■ The problem
Report every line of the records that contains the word "icon".

■ Material for this task
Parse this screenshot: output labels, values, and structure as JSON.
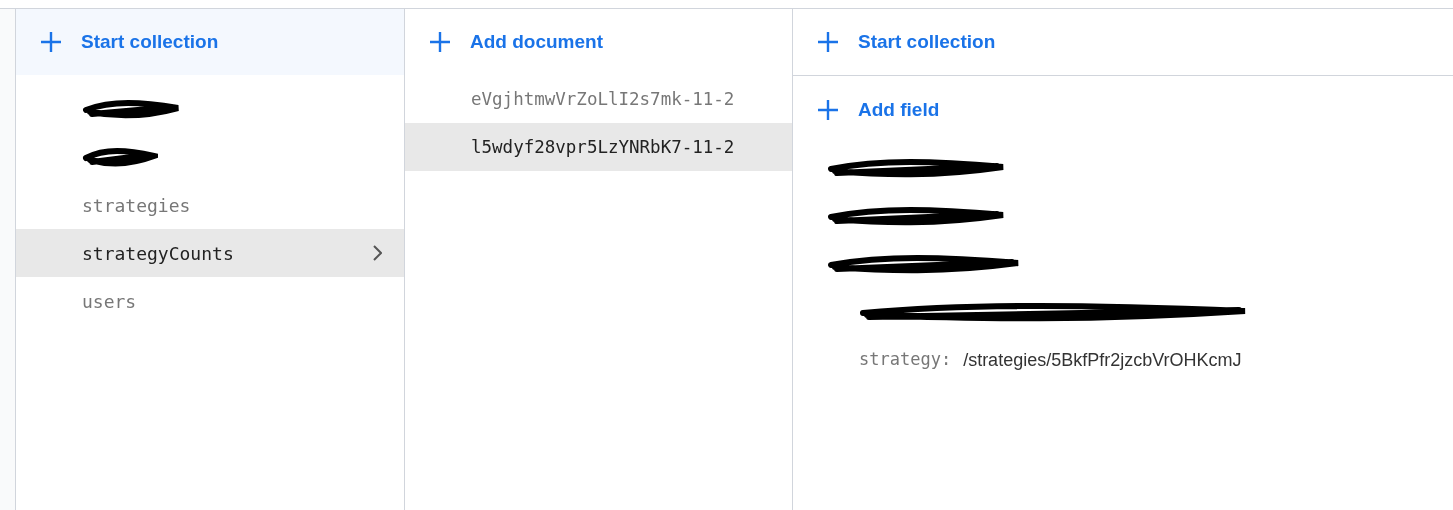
{
  "collections_panel": {
    "action": "Start collection",
    "items": [
      {
        "redacted": true,
        "selected": false
      },
      {
        "redacted": true,
        "selected": false
      },
      {
        "redacted": false,
        "name": "strategies",
        "selected": false
      },
      {
        "redacted": false,
        "name": "strategyCounts",
        "selected": true
      },
      {
        "redacted": false,
        "name": "users",
        "selected": false
      }
    ]
  },
  "documents_panel": {
    "action": "Add document",
    "items": [
      {
        "name": "eVgjhtmwVrZoLlI2s7mk-11-2",
        "selected": false
      },
      {
        "name": "l5wdyf28vpr5LzYNRbK7-11-2",
        "selected": true
      }
    ]
  },
  "fields_panel": {
    "action": "Start collection",
    "add_field": "Add field",
    "fields": [
      {
        "redacted": true
      },
      {
        "redacted": true
      },
      {
        "redacted": true
      },
      {
        "redacted": true
      },
      {
        "redacted": false,
        "key": "strategy:",
        "value": "/strategies/5BkfPfr2jzcbVrOHKcmJ"
      }
    ]
  }
}
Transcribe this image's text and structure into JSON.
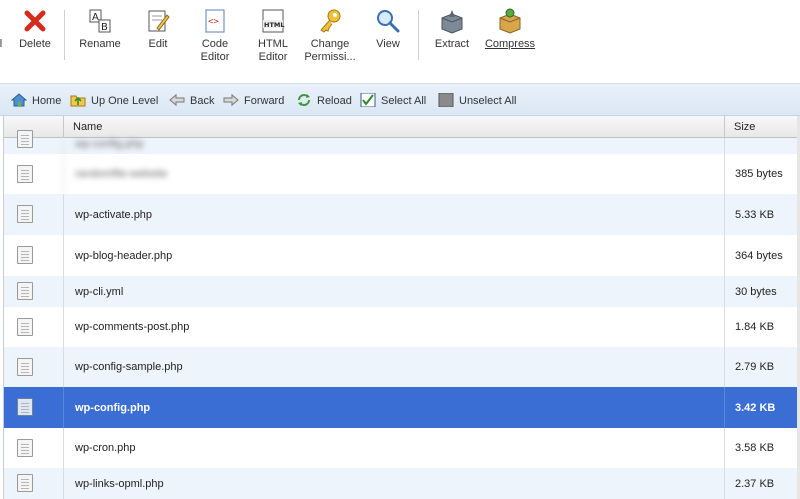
{
  "toolbar": {
    "buttons": [
      {
        "label": "Delete",
        "icon": "delete-icon"
      },
      {
        "label": "Rename",
        "icon": "rename-icon"
      },
      {
        "label": "Edit",
        "icon": "edit-icon"
      },
      {
        "label": "Code\nEditor",
        "icon": "code-editor-icon"
      },
      {
        "label": "HTML\nEditor",
        "icon": "html-editor-icon"
      },
      {
        "label": "Change\nPermissi...",
        "icon": "key-icon"
      },
      {
        "label": "View",
        "icon": "magnifier-icon"
      },
      {
        "label": "Extract",
        "icon": "extract-box-icon"
      },
      {
        "label": "Compress",
        "icon": "compress-box-icon"
      }
    ]
  },
  "nav": {
    "home": "Home",
    "up": "Up One Level",
    "back": "Back",
    "forward": "Forward",
    "reload": "Reload",
    "select_all": "Select All",
    "unselect_all": "Unselect All"
  },
  "table": {
    "columns": {
      "name": "Name",
      "size": "Size"
    },
    "rows": [
      {
        "name": "wp-config.php",
        "size": "",
        "blurred": true
      },
      {
        "name": "randomfile-website",
        "size": "385 bytes",
        "blurred": true
      },
      {
        "name": "wp-activate.php",
        "size": "5.33 KB"
      },
      {
        "name": "wp-blog-header.php",
        "size": "364 bytes"
      },
      {
        "name": "wp-cli.yml",
        "size": "30 bytes"
      },
      {
        "name": "wp-comments-post.php",
        "size": "1.84 KB"
      },
      {
        "name": "wp-config-sample.php",
        "size": "2.79 KB"
      },
      {
        "name": "wp-config.php",
        "size": "3.42 KB",
        "selected": true
      },
      {
        "name": "wp-cron.php",
        "size": "3.58 KB"
      },
      {
        "name": "wp-links-opml.php",
        "size": "2.37 KB"
      }
    ]
  },
  "colors": {
    "selected_row": "#3a6ed4",
    "alt_row": "#eef4fb",
    "navbar": "#dbe7f4"
  }
}
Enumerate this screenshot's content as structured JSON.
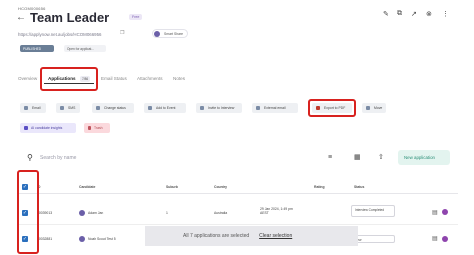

■ Answer space
        "icon": "delete-icon"
        "icon": "rename-icon"
        "icon": "edit-icon"
        "icon": "code-editor-icon"
        "icon": "html-editor-icon"
        "icon": "key-icon"
        "icon": "magnifier-icon"
        "icon": "extract-box-icon"
        "icon": "compress-box-icon"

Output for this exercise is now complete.